In a similar sense, an oil-based economy such as ours doesn’t need to deplete its entire reserve of oil before it begins to collapse. A shortfall between demand and supply as little as 10-15 percent is enough to wholly shatter an oil-dependent economy and reduce its citizenry to poverty.
The billionaire oil investor T. Boone Pickens said on Tuesday 18 June 2008, that world crude oil production has topped out at 85 million barrels per day even as demand keeps climbing, helping to drive a the surge in prices. Pickens, who heads BP Capital hedge fund with more than US$4 billion under management, said during testimony to the Senate Energy and Natural Resources Committee, “I do believe you have peaked out at 85 million barrels a day globally,”.
The United States alone has been using 21 million barrels of the 85 million and producing about 7 of the 21, and the demand is about 86.4 million barrels a day.
This graph shows that oil production has already peaked in non-OPEC, non-former Soviet Union countries.
There are substitutes for cheap oil, but none of them currently stack up against oil in terms of economics. Biodiesel, ethanol and tar sands all require significant energy to produce, and some consume more energy than they yield. Petroleum will still be produced a century from now, but it will only be a tiny fraction of today’s yield. Some think that technology will save the day, but there is an element of wishful thinking. Energy is not the same as technology, and technology does not substitute energy. In fact, cheap energy makes technology possible, not the other way around.
We must invest BIG TIME in renewable energy. It is only when these technologies are developed and deployed at a large scale globally that costs will come down.
“The rapid rise in oil prices, energy dependence and its economic consequences has again become a big issue. One form of energy insecurity, however, should not disguise the other and more fundamental insecurity associated with climate change. Emissions continue to rise and the immediate effect of high oil prices is to increase the consumption of coal on the grounds of cost and availability. That is already happening. Equally dangerous is the risk that the focus on prices will halt the momentum of the progress which is being made towards a global agreement to limit and reduce emissions and to keep the level of carbon in the earth’s atmosphere within the margin of safety.”1

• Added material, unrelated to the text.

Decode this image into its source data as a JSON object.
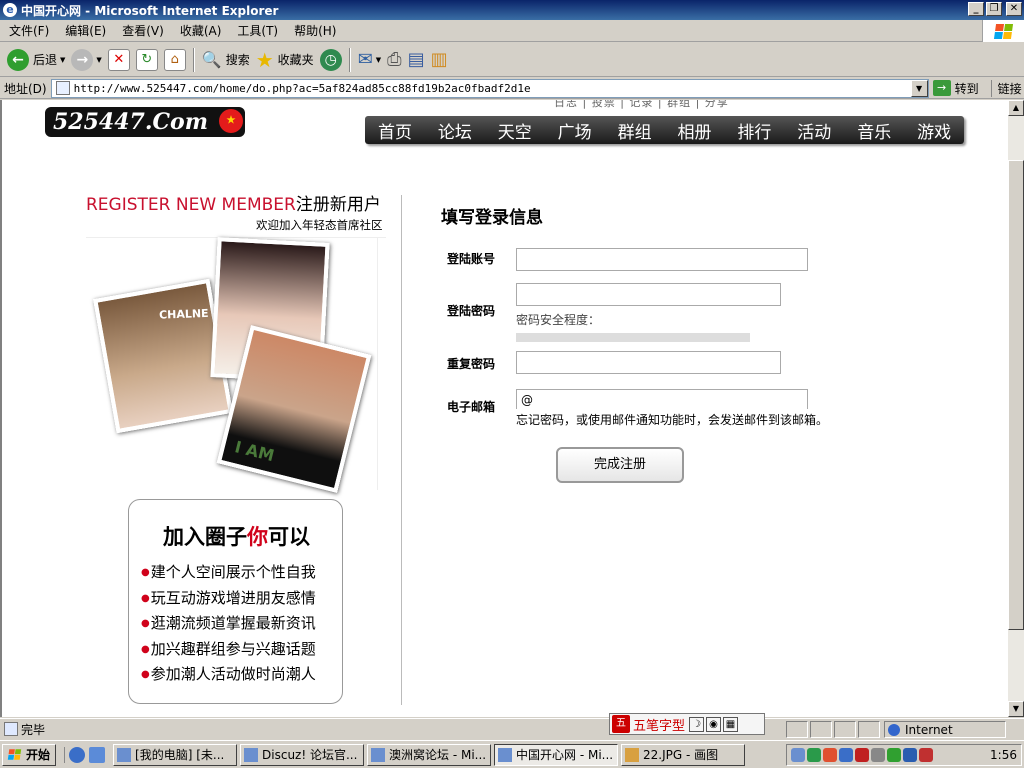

1 Professor Michael Grubb, Chair, Climate Strategies and Chief Economist, 2008, The Carbon Trust Energy and Climate: Opportunities for the G-8 Research by Climate Strategies,Prepared for Cambridge Centre for Energy Studies, http://www.climate-strategies.org/uploads/ClimateStrategiesG8report.pdf